Monday, April 7, 2008

Let's C... Your first C Program using MikroC

Orait gang,

Here is your first program... You just download the file, expand it into a directory, start MikroC, click on Project>Open and select the L001 project file. We'll use it to kick off things...

Download First Project File

You should jumper the wires as shown below, connections are:
RB0 (PortB Pin 0) to the Speaker
RB1 (PortB Pin 1) to one LED
RB2 (PortB Pin 2) to another LED
RB6 (PortB Pin 6) to one switch
RB7 (PortB Pin 7) to another switch
Note: In PIC and MikroC, pin are numbered from 0 to 7... not 1 to 8...

Before I explain the programming aspect of things, please burn the hex file to the board with your programmer (PICKIT2, ICD2, WinPic, ICProg, etc). The program is designed to do the followings:
1. The LEDs will blink alternately upon power up.
2. Depending on which switch is pressed, different beep sound will be generated by the speaker.
3. If both switches are pressed, both beep sound will be heard.

We'll use the simple program to explain a bunch of things needed, covering PIC and C Programming.

Creating new project in MikroC
Start MikroC then click on Project>New Project...
Complete the top fields as shown (project name, directory, description, CPU type, CPU speed)... then click (checkmark will appear) on the following Device Flags and then click OK:

The following flags will be used for most of our initial programming. Other flags will be addressed in later module. As an exercise for you, you may want to refer the datasheet as to why I've selected these flags to be turned on... the information is in the Special Features of the CPU section.

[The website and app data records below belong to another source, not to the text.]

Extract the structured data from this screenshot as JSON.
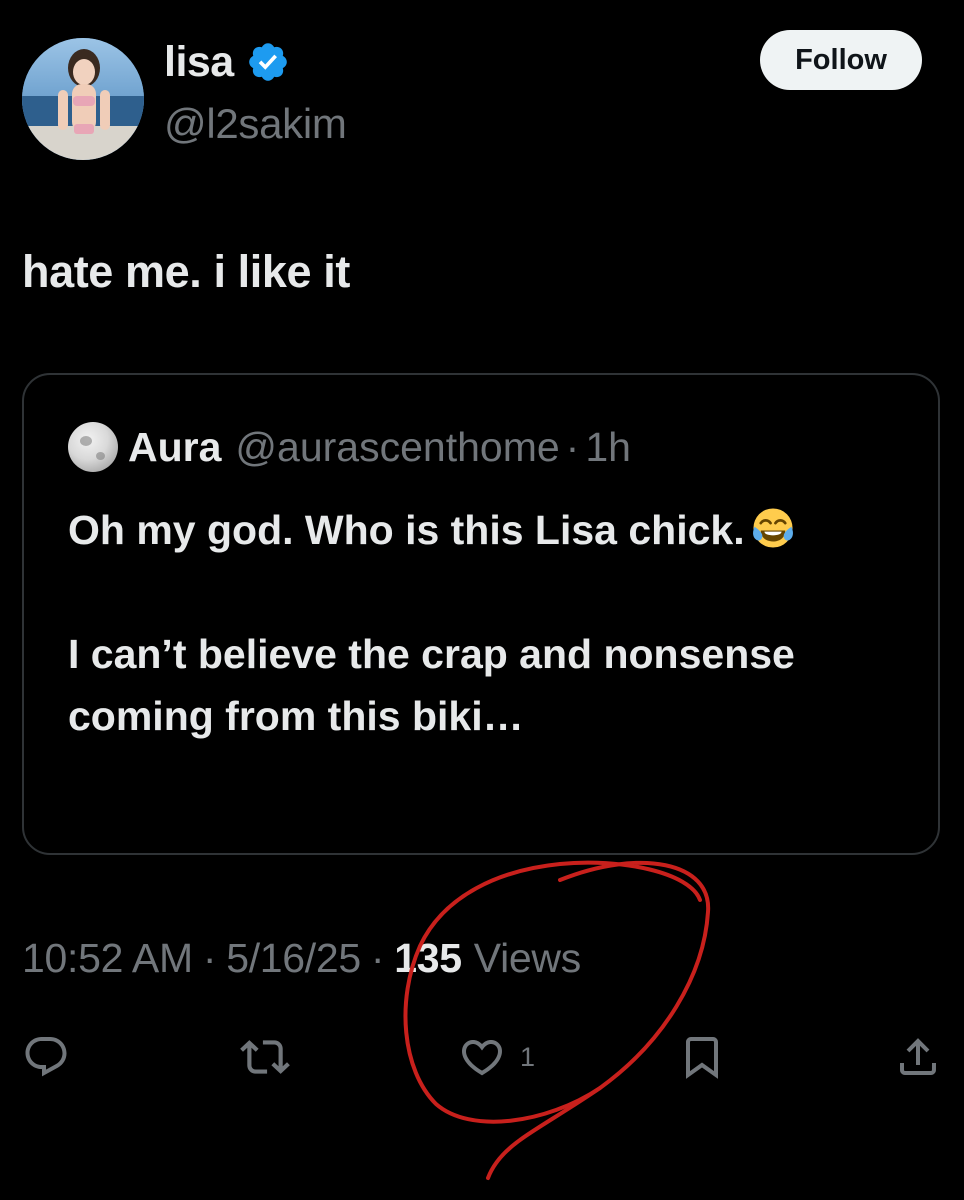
{
  "tweet": {
    "author": {
      "name": "lisa",
      "handle": "@l2sakim",
      "verified": true,
      "avatar": "profile photo"
    },
    "follow_label": "Follow",
    "text": "hate me. i like it",
    "quote": {
      "author_name": "Aura",
      "author_handle": "@aurascenthome",
      "separator": "·",
      "time": "1h",
      "body_line1": "Oh my god. Who is this Lisa chick.",
      "emoji": "face-with-tears-of-joy",
      "body_line2": "I can’t believe the crap and nonsense coming from this biki…"
    },
    "meta": {
      "time": "10:52 AM",
      "separator": "·",
      "date": "5/16/25",
      "views_count": "135",
      "views_label": "Views"
    },
    "actions": {
      "reply_icon": "reply-icon",
      "retweet_icon": "retweet-icon",
      "like_icon": "heart-icon",
      "like_count": "1",
      "bookmark_icon": "bookmark-icon",
      "share_icon": "share-icon"
    }
  },
  "colors": {
    "background": "#000000",
    "text_primary": "#e7e9ea",
    "text_muted": "#71767b",
    "verified_blue": "#1d9bf0",
    "border": "#2f3336",
    "annotation_red": "#c8201c"
  }
}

Update (080410) You need to enable _CPUDIV_OCS1_PLL2 flag as well.

After clicking OK, you'll be presented with a blank screen... so much work just to get a blank screen :-)

On the blank screen, please type EXACTLY as shown below. It's your first C program... Mind the semicolons, braces... C compiler is worse than lawyers... missing one semicolon can make you loose your remaining hair...

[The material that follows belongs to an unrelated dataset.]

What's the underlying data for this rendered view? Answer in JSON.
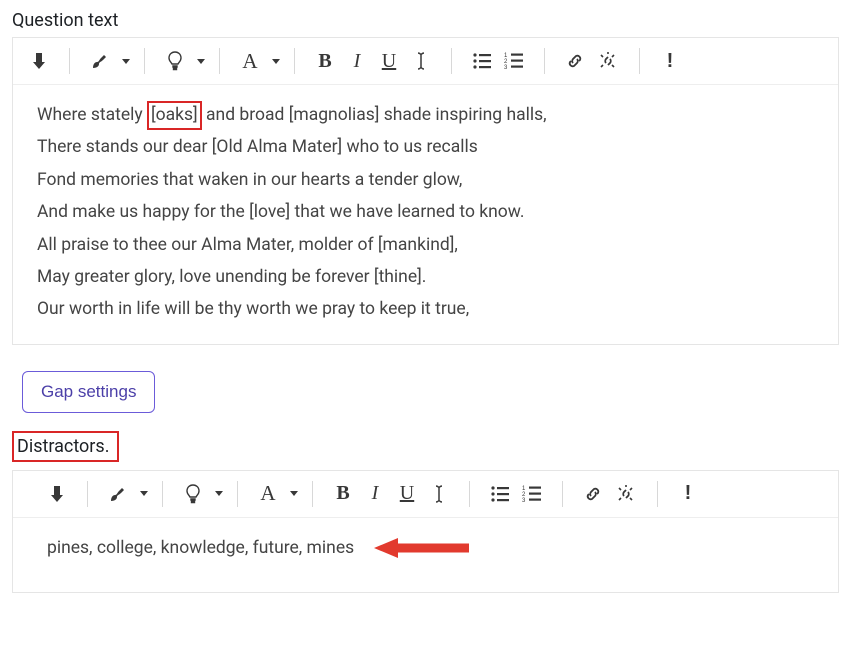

As with any C compiler, white spaces are ignored thus the indentation is there to help us see the program structure... the compiler will ignore it...

In C, inline comments are preceded with //
In C, block (multiple lines) comments are enclosed with /* ..... */ as shown below
/* This is a sample of multi lines comments
note that this line doesn't require any preceding identifier
and this is the last line. */

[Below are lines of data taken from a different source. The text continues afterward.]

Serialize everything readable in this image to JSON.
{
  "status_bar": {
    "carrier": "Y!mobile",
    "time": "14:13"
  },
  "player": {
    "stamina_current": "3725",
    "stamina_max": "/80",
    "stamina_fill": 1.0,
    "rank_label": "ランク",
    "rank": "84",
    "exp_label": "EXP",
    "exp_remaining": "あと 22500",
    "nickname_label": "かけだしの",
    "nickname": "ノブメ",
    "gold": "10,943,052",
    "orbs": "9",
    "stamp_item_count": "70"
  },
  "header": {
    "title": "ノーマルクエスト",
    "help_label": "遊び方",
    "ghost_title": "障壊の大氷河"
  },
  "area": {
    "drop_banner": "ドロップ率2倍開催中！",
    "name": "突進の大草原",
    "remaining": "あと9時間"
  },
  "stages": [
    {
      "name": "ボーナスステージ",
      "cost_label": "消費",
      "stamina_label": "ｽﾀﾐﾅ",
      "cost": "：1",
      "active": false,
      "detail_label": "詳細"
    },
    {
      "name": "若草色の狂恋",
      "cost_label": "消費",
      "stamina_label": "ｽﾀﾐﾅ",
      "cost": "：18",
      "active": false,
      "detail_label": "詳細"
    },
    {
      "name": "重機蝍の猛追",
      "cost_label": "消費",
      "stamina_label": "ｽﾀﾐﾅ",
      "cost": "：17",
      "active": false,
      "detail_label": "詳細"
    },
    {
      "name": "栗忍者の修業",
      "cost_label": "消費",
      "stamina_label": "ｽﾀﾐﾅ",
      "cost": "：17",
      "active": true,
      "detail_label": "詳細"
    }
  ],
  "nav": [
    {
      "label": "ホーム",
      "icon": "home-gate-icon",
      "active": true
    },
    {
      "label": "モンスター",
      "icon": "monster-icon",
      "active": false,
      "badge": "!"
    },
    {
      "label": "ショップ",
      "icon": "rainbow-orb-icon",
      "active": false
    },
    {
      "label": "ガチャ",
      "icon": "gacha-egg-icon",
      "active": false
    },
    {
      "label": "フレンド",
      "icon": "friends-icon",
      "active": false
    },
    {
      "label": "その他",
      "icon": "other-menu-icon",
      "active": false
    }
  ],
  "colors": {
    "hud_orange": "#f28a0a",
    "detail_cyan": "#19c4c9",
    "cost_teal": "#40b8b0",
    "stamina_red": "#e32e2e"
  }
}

After typing the codes, click on Project>Build
IF you have done exactly as I outline above, the program should compile correctly... The indication is at the bottom of the next screen shot. You can then load the resulting hex file into your programming software to program the hardware with it...
Make sure you slide the RUN/PROG switch on the development board to PROG for programming and RUN for running the program.

Please use the chat box on the left or comments link for questions, clarifications. So far, you've learn the process of creating a project in MikroC, entering (more like copying) C codes into MikroC, compiling the code and taking the resulting hex code to program the device.


9w2gu said...
This comment has been removed by the author.
Unknown said...

Yes, you're right... I saw that after posting the blog... too lazy to change... as always, comments are last thing I review... hi hi..

9w2gu said...

void main(){
TRISB = 0b11000000; //Set PortB to all output

PortB pin 6 and 7 is input and rest are output.

0b tells the compiler the number that follows is binary.
11000000 is bit 7 to 0 read from left to right.
when a bit value is 1 is input
when bit value is 0 is output
also can be set as:-
trisb = 192 which is same as 0b11000000

it is easier to use binary.

Unknown said...

Ayoyo... so fast huh... I'm still typing the explanation on the codes lar... will be on the next blog entry...

Anonymous said...

just a question - does this board need any external devices in order to flash the program into it?
looking at futurlec site i see: "Programs can be downloaded or updated directly to the microcontroller using the USB in-circuit programming interface" - so it looks like the board has a built-in in-circuit programmer (like the development boards sold by mikroe)